• _Directions_
In this exercise, reproduce the whole listing exactly.

• _Given records_
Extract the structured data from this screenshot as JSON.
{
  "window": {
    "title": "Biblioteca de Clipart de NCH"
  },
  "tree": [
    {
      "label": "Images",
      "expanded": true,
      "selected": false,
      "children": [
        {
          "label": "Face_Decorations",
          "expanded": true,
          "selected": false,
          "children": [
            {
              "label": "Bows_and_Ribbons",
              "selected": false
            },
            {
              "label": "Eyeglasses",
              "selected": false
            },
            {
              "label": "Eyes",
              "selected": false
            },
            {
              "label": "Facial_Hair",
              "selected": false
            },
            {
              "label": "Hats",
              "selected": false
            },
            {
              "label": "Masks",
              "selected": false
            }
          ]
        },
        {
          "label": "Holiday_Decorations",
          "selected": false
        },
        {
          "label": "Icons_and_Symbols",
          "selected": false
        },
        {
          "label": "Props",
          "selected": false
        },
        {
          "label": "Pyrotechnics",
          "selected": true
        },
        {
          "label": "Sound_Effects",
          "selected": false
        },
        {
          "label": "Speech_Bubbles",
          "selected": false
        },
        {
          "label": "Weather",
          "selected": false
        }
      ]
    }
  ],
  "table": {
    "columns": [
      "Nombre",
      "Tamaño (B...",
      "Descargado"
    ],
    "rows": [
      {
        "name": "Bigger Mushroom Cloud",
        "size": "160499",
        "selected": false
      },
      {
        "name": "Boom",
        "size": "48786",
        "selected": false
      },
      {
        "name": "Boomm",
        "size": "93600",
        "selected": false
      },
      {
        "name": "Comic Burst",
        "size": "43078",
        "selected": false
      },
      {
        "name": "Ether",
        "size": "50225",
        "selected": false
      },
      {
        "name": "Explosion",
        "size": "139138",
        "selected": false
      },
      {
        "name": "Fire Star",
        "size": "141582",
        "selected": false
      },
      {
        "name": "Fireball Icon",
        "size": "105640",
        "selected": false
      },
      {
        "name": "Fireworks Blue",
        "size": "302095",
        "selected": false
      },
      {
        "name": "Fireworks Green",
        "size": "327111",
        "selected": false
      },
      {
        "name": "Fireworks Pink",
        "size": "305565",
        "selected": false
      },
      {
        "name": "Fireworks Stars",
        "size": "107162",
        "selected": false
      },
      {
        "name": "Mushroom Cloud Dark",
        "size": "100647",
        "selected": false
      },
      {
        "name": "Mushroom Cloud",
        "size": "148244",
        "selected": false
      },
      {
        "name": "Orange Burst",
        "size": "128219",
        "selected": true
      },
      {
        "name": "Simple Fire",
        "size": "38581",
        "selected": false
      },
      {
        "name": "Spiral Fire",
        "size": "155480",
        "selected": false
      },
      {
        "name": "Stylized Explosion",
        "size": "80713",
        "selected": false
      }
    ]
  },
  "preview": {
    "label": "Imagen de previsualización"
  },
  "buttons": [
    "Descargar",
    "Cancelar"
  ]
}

• _The completed task_
Extract the structured data from this screenshot as JSON.
{
  "window": {
    "title": "Biblioteca de Clipart de NCH"
  },
  "tree": [
    {
      "label": "Images",
      "expanded": true,
      "selected": false,
      "children": [
        {
          "label": "Face_Decorations",
          "expanded": true,
          "selected": false,
          "children": [
            {
              "label": "Bows_and_Ribbons",
              "selected": false
            },
            {
              "label": "Eyeglasses",
              "selected": false
            },
            {
              "label": "Eyes",
              "selected": false
            },
            {
              "label": "Facial_Hair",
              "selected": false
            },
            {
              "label": "Hats",
              "selected": false
            },
            {
              "label": "Masks",
              "selected": false
            }
          ]
        },
        {
          "label": "Holiday_Decorations",
          "selected": false
        },
        {
          "label": "Icons_and_Symbols",
          "selected": false
        },
        {
          "label": "Props",
          "selected": false
        },
        {
          "label": "Pyrotechnics",
          "selected": true
        },
        {
          "label": "Sound_Effects",
          "selected": false
        },
        {
          "label": "Speech_Bubbles",
          "selected": false
        },
        {
          "label": "Weather",
          "selected": false
        }
      ]
    }
  ],
  "table": {
    "columns": [
      "Nombre",
      "Tamaño (B...",
      "Descargado"
    ],
    "rows": [
      {
        "name": "Bigger Mushroom Cloud",
        "size": "160499",
        "selected": false
      },
      {
        "name": "Boom",
        "size": "48786",
        "selected": false
      },
      {
        "name": "Boomm",
        "size": "93600",
        "selected": false
      },
      {
        "name": "Comic Burst",
        "size": "43078",
        "selected": false
      },
      {
        "name": "Ether",
        "size": "50225",
        "selected": false
      },
      {
        "name": "Explosion",
        "size": "139138",
        "selected": false
      },
      {
        "name": "Fire Star",
        "size": "141582",
        "selected": false
      },
      {
        "name": "Fireball Icon",
        "size": "105640",
        "selected": false
      },
      {
        "name": "Fireworks Blue",
        "size": "302095",
        "selected": false
      },
      {
        "name": "Fireworks Green",
        "size": "327111",
        "selected": false
      },
      {
        "name": "Fireworks Pink",
        "size": "305565",
        "selected": false
      },
      {
        "name": "Fireworks Stars",
        "size": "107162",
        "selected": false
      },
      {
        "name": "Mushroom Cloud Dark",
        "size": "100647",
        "selected": false
      },
      {
        "name": "Mushroom Cloud",
        "size": "148244",
        "selected": false
      },
      {
        "name": "Orange Burst",
        "size": "128219",
        "selected": true
      },
      {
        "name": "Simple Fire",
        "size": "38581",
        "selected": false
      },
      {
        "name": "Spiral Fire",
        "size": "155480",
        "selected": false
      },
      {
        "name": "Stylized Explosion",
        "size": "80713",
        "selected": false
      }
    ]
  },
  "preview": {
    "label": "Imagen de previsualización"
  },
  "buttons": [
    "Descargar",
    "Cancelar"
  ]
}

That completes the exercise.